The transaction is one of many afoot among large U.S. health insurers. It highlights the jockeying among companies for a position to capture growth in government business thanks to the Affordable Care Act, the rush of baby boomers enrolling in Medicare Advantage plans, and states' expansion of Medicaid managed care.
“These products are more of a commodity,” said Moody's Investors Service analyst Stephen Zaharuk. That means that price, already important, becomes a greater differentiator in the market. Regulation under the Affordable Care Act has left health plans with fewer ways to stand out in the market, he said. “Price is a very important component.” Greater scale could help lower costs and premiums through leverage with providers and lower administrative costs, he said.
The flurry of activity comes after the first year of the insurance expansion under the Affordable Care Act, which absorbed insurance companies' attention as they sought to grapple with new regulations and uncertainty over how markets would operate, said Joseph Marinucci, the lead analyst for Humana at Standard & Poor's. “The sense is they've gotten through this period of understanding what they're dealing with,” he said. Now organizations are mapping out strategies for three or five years.
Humana, with 2014 revenue of $48.5 billion, would gain from Aetna's more diversified business in the commercial insurance market, where the company has struggled to gain traction. For its part, Aetna, with 2014 revenue of $58 billion, would see sizable growth in its Medicare managed care business, which would grow to 4.4 million members with the addition of Humana's 3.2 million Medicare managed care enrollees.

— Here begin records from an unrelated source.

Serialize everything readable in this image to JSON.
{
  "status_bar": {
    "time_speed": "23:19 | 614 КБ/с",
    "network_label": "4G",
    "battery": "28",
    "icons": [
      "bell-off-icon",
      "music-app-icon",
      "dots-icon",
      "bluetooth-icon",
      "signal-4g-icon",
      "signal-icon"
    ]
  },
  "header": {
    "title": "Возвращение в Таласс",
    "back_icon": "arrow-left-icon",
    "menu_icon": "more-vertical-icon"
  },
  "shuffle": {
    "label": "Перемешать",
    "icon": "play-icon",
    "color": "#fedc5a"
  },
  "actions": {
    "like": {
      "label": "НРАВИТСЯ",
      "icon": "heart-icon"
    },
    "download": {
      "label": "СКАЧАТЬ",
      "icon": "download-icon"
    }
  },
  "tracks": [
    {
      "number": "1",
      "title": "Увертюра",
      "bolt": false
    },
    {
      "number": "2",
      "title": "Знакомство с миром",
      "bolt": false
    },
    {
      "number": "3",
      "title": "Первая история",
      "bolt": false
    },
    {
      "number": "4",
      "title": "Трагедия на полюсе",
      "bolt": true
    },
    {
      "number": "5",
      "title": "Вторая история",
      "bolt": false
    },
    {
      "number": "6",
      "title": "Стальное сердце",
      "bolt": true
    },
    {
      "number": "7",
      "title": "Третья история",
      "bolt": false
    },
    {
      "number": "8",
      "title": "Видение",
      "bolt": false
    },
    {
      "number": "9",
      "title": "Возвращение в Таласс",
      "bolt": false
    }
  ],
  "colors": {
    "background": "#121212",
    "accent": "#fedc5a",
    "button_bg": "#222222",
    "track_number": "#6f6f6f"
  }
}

Medicare Advantage is a growth market as baby boomers flood into Medicare, and it's attractive to insurers, analysts said.
The deal would give Aetna access to technology and ancillary services acquired and developed by Humana to manage the cost and quality of care for chronically ill Medicare beneficiaries. Humana has invested in care coordination programs and employs providers.
“It's not known about Humana, but we actually have a very strong Humana at Home platform, and today we employ about 10,000 nurses, and we actually assist people when they transition outside of the hospital to the home,” Humana CEO Bruce Broussard said in a Modern Healthcare interview earlier this year. “We actually spend a lot of time helping them coordinate care.”
Investors, however, are not sold on the deal, which may face challenges from antitrust authorities. Aetna announced plans to buy Humana before the July 4 holiday in a deal with a total value of about $37 billion before investors' cool reception lowered Aetna's stock price. The deal would create a company with operating revenue of $115 billion and 33 million enrollees in health plans.
Aetna may be required to pay Humana $1 billion to $1.69 billion if the deal fails to close, depending on the reason, according to regulatory filings.